Data shown:
[Start of Attachment]

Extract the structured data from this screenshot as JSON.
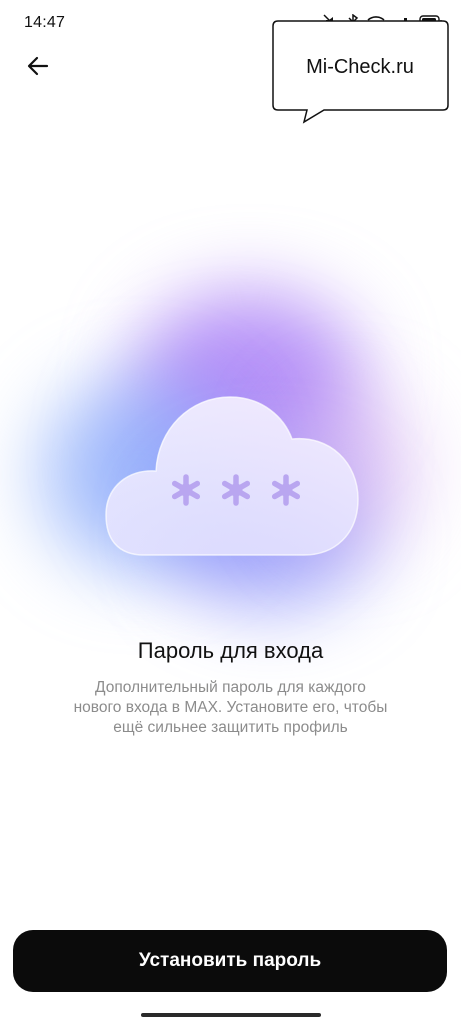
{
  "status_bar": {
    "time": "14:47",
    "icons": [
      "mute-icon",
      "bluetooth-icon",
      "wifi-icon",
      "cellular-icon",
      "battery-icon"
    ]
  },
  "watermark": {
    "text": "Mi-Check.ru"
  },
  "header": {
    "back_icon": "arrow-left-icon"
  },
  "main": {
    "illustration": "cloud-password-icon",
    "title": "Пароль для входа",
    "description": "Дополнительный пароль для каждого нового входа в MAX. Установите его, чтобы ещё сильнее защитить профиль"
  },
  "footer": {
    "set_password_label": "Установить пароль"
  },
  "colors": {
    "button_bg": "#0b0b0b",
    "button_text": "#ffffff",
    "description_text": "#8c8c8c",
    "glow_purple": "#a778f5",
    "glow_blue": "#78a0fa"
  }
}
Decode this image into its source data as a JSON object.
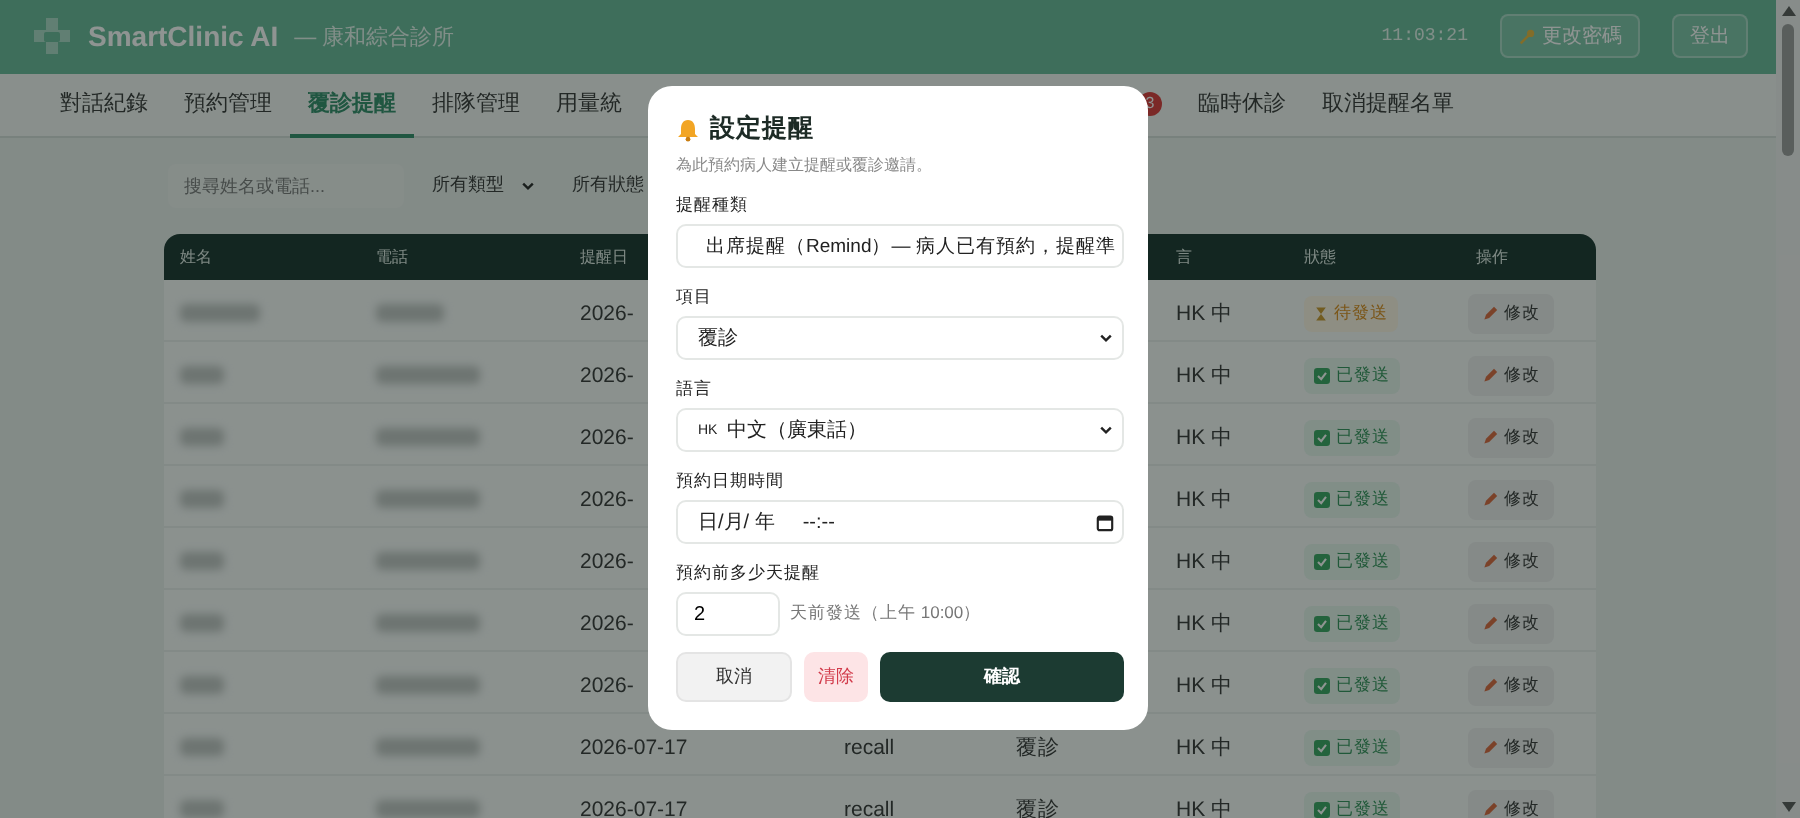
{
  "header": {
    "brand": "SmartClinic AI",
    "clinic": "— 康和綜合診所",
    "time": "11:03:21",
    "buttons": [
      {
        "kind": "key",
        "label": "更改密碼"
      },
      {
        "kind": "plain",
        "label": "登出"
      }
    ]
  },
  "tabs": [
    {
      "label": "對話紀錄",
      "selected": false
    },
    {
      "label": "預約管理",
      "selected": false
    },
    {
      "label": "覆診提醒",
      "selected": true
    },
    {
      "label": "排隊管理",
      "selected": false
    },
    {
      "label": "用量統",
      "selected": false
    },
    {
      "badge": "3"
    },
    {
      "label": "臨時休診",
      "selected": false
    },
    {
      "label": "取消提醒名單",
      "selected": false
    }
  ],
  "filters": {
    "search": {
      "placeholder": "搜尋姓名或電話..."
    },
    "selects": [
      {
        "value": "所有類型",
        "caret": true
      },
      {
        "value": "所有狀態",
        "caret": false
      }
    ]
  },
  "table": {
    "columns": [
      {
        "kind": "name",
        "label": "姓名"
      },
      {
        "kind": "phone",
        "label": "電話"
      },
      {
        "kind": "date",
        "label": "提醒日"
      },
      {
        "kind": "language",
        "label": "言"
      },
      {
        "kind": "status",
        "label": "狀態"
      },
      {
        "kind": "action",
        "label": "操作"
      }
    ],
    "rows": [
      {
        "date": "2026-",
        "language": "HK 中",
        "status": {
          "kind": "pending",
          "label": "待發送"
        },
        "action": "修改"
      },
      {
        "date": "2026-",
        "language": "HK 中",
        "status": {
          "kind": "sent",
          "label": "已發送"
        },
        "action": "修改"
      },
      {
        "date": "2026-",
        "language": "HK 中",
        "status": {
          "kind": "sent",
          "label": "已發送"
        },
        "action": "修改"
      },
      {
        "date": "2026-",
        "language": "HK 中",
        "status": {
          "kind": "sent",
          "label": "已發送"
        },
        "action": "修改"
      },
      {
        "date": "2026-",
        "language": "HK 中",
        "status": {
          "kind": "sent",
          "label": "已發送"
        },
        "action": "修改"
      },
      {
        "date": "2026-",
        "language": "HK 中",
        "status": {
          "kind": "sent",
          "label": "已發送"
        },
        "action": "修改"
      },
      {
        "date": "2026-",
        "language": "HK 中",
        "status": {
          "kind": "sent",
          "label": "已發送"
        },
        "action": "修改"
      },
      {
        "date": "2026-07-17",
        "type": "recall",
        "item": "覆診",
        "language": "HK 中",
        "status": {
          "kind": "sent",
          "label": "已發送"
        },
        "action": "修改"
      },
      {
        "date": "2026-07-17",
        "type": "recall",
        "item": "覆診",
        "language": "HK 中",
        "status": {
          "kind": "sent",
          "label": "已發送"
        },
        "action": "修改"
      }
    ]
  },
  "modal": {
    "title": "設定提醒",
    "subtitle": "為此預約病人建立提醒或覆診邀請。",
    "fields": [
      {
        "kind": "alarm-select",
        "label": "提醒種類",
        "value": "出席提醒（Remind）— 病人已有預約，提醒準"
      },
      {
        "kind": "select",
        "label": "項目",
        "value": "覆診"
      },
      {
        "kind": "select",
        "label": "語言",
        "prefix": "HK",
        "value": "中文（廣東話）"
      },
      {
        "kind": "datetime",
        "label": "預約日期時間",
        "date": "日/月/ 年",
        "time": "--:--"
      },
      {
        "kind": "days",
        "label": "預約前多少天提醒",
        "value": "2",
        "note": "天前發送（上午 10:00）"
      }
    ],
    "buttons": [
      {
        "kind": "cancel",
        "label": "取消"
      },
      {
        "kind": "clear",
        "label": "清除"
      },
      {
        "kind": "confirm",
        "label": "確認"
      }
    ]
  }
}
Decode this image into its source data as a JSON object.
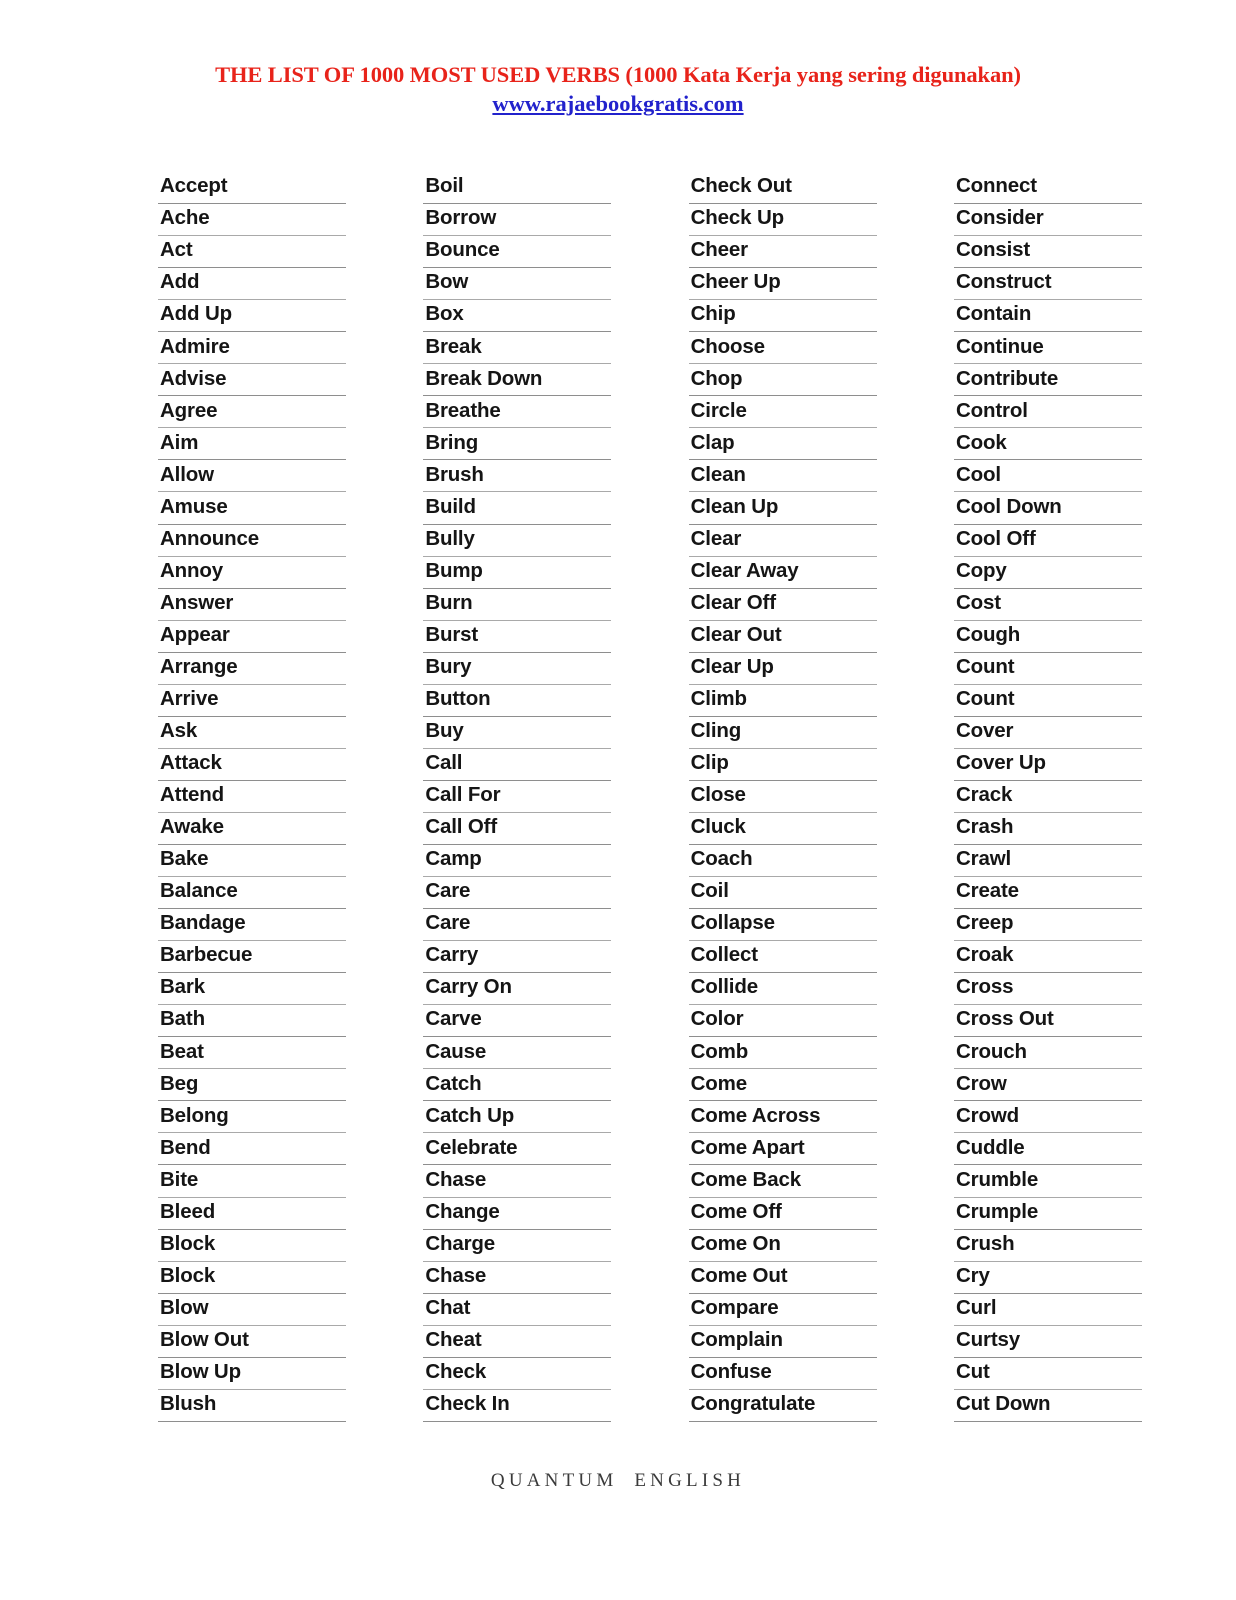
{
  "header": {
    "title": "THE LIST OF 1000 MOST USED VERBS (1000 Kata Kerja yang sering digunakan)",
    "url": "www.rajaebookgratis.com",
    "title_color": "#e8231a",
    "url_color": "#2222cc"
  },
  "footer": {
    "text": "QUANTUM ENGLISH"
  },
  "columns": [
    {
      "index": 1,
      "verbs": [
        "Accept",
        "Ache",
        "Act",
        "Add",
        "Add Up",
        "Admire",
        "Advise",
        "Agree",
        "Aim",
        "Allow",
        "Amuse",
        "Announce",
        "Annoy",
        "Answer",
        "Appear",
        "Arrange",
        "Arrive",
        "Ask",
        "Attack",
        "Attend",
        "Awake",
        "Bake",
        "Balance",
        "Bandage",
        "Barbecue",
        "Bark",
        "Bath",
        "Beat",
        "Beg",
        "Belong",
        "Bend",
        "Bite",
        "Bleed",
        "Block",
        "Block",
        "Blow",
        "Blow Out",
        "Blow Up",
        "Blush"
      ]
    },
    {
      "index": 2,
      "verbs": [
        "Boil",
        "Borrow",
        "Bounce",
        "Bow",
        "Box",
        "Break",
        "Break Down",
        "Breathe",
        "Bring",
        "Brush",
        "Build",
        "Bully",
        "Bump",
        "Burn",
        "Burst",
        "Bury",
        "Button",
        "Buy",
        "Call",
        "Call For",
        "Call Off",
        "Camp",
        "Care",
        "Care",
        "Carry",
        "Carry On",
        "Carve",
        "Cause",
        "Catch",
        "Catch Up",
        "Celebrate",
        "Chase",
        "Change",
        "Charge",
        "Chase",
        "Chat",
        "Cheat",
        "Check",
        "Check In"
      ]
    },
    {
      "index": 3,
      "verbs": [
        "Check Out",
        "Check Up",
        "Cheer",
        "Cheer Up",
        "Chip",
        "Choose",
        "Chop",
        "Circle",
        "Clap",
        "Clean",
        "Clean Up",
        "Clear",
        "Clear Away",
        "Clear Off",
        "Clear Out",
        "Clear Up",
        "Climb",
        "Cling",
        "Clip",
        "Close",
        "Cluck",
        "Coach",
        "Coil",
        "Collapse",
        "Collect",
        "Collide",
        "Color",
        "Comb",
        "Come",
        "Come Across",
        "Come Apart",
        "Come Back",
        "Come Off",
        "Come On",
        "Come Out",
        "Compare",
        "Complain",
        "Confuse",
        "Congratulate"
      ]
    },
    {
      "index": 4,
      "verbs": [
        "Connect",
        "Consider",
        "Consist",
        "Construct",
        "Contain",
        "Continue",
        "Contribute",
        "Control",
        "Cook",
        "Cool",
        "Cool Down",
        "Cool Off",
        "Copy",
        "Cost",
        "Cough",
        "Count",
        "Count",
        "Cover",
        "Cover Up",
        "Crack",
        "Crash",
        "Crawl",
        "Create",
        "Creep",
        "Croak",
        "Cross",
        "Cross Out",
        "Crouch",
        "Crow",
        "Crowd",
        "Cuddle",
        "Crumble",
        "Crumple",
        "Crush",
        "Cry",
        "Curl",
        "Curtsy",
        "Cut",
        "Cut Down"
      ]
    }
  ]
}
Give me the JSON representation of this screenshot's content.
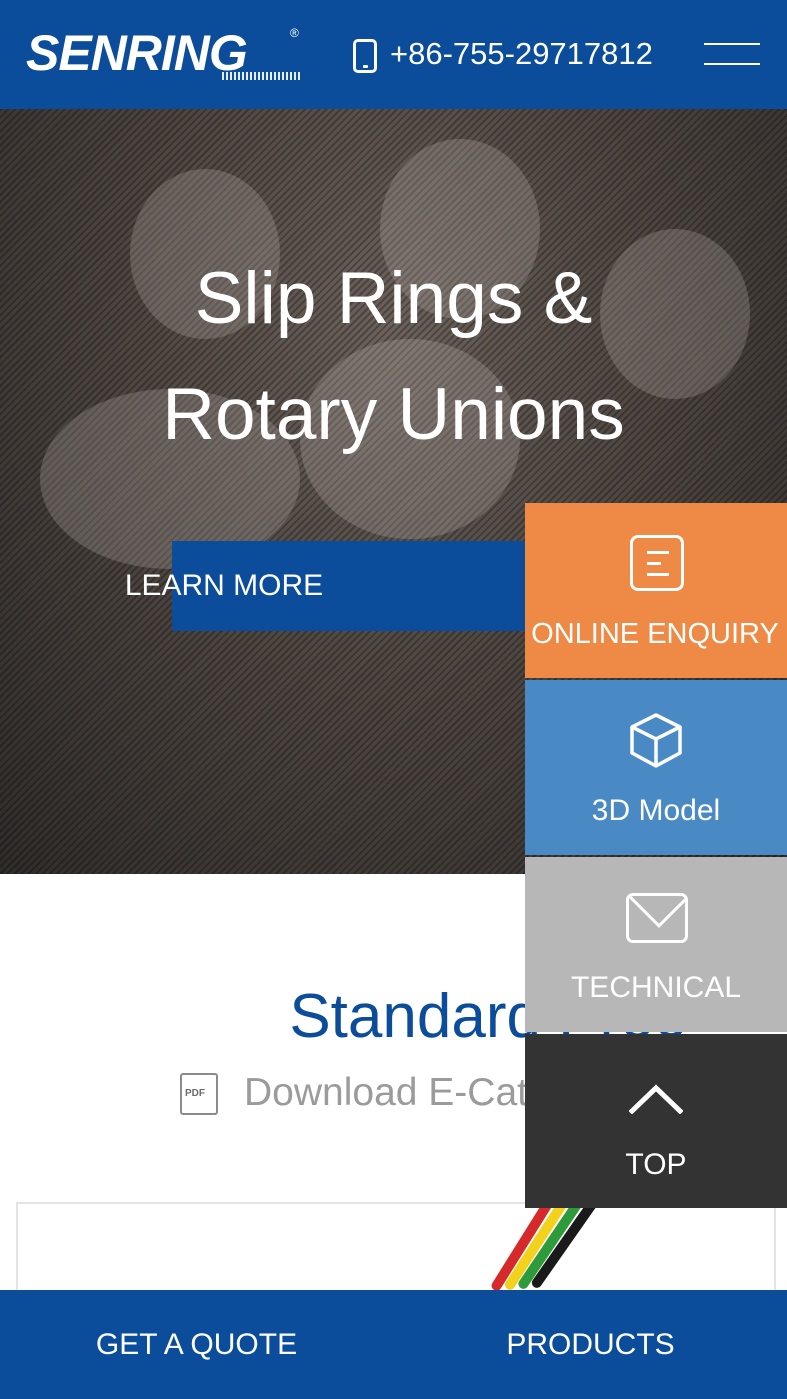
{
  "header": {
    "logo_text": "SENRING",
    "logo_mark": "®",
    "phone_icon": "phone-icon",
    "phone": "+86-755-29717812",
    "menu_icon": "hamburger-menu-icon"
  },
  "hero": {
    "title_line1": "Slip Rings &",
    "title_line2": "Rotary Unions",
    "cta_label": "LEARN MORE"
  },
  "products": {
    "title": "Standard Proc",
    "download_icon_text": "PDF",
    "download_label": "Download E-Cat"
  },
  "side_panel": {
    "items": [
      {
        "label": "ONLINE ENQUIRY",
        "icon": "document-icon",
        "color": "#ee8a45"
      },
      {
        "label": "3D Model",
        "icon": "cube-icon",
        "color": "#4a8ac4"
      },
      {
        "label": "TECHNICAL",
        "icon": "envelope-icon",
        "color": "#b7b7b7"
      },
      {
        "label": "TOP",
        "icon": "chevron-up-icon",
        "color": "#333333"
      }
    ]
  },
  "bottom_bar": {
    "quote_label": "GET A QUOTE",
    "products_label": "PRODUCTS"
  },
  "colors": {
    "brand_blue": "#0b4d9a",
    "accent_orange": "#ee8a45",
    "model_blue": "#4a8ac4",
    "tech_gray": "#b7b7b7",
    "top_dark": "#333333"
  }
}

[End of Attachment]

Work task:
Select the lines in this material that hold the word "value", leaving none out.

Result of this task:
        "value": "所有類型",
        "value": "所有狀態",
        "value": "出席提醒（Remind）— 病人已有預約，提醒準"
        "value": "覆診"
        "value": "中文（廣東話）"
        "value": "2",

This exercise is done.